• **Action item**
All of the data should be reproduced word for word, though its pictures must be omitted.
____________________
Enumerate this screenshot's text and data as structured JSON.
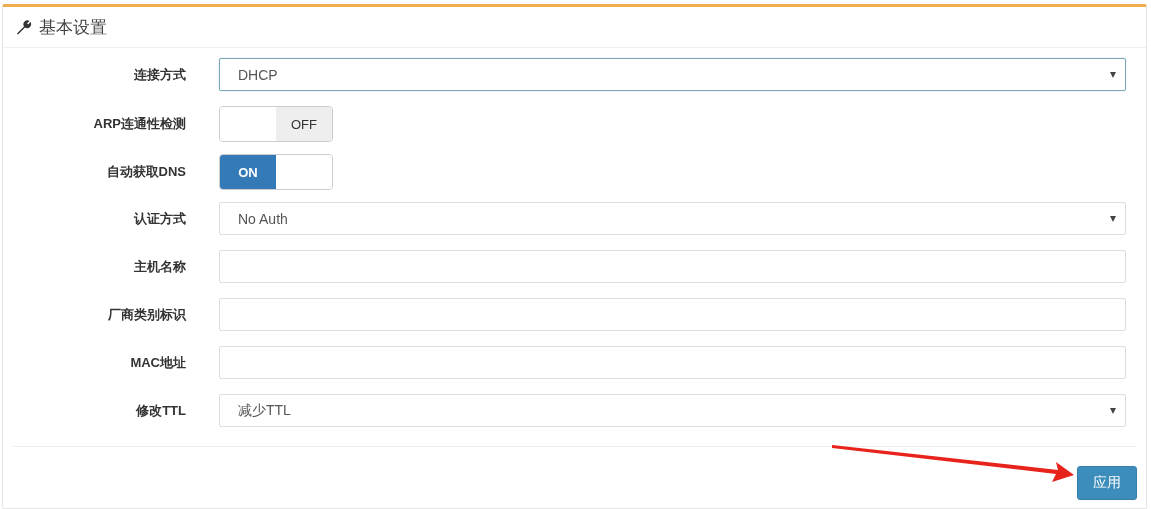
{
  "panel": {
    "title": "基本设置"
  },
  "rows": [
    {
      "kind": "select",
      "label": "连接方式",
      "value": "DHCP",
      "focused": true
    },
    {
      "kind": "toggle",
      "label": "ARP连通性检测",
      "on": false,
      "state_text": "OFF"
    },
    {
      "kind": "toggle",
      "label": "自动获取DNS",
      "on": true,
      "state_text": "ON"
    },
    {
      "kind": "select",
      "label": "认证方式",
      "value": "No Auth",
      "focused": false
    },
    {
      "kind": "text",
      "label": "主机名称"
    },
    {
      "kind": "text",
      "label": "厂商类别标识"
    },
    {
      "kind": "text",
      "label": "MAC地址"
    },
    {
      "kind": "select",
      "label": "修改TTL",
      "value": "减少TTL",
      "focused": false
    }
  ],
  "buttons": [
    "应用"
  ]
}
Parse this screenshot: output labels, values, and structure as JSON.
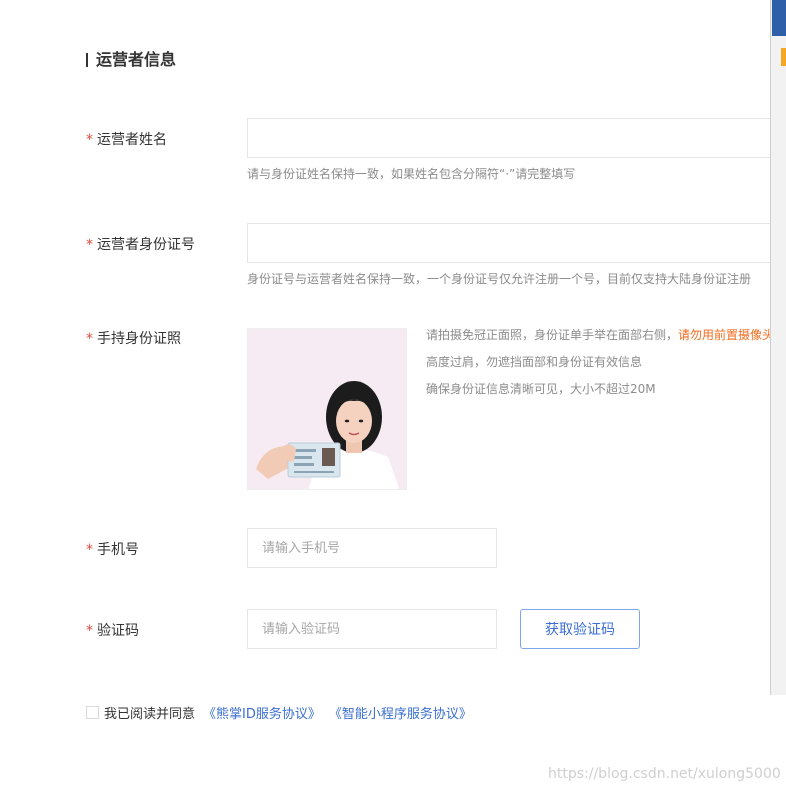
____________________
• **Your response**
Enumerate this screenshot's text and data as structured JSON.
{
  "panel": {
    "title": "基本设置"
  },
  "rows": [
    {
      "kind": "select",
      "label": "连接方式",
      "value": "DHCP",
      "focused": true
    },
    {
      "kind": "toggle",
      "label": "ARP连通性检测",
      "on": false,
      "state_text": "OFF"
    },
    {
      "kind": "toggle",
      "label": "自动获取DNS",
      "on": true,
      "state_text": "ON"
    },
    {
      "kind": "select",
      "label": "认证方式",
      "value": "No Auth",
      "focused": false
    },
    {
      "kind": "text",
      "label": "主机名称"
    },
    {
      "kind": "text",
      "label": "厂商类别标识"
    },
    {
      "kind": "text",
      "label": "MAC地址"
    },
    {
      "kind": "select",
      "label": "修改TTL",
      "value": "减少TTL",
      "focused": false
    }
  ],
  "buttons": [
    "应用"
  ]
}
Parse this screenshot: output labels, values, and structure as JSON.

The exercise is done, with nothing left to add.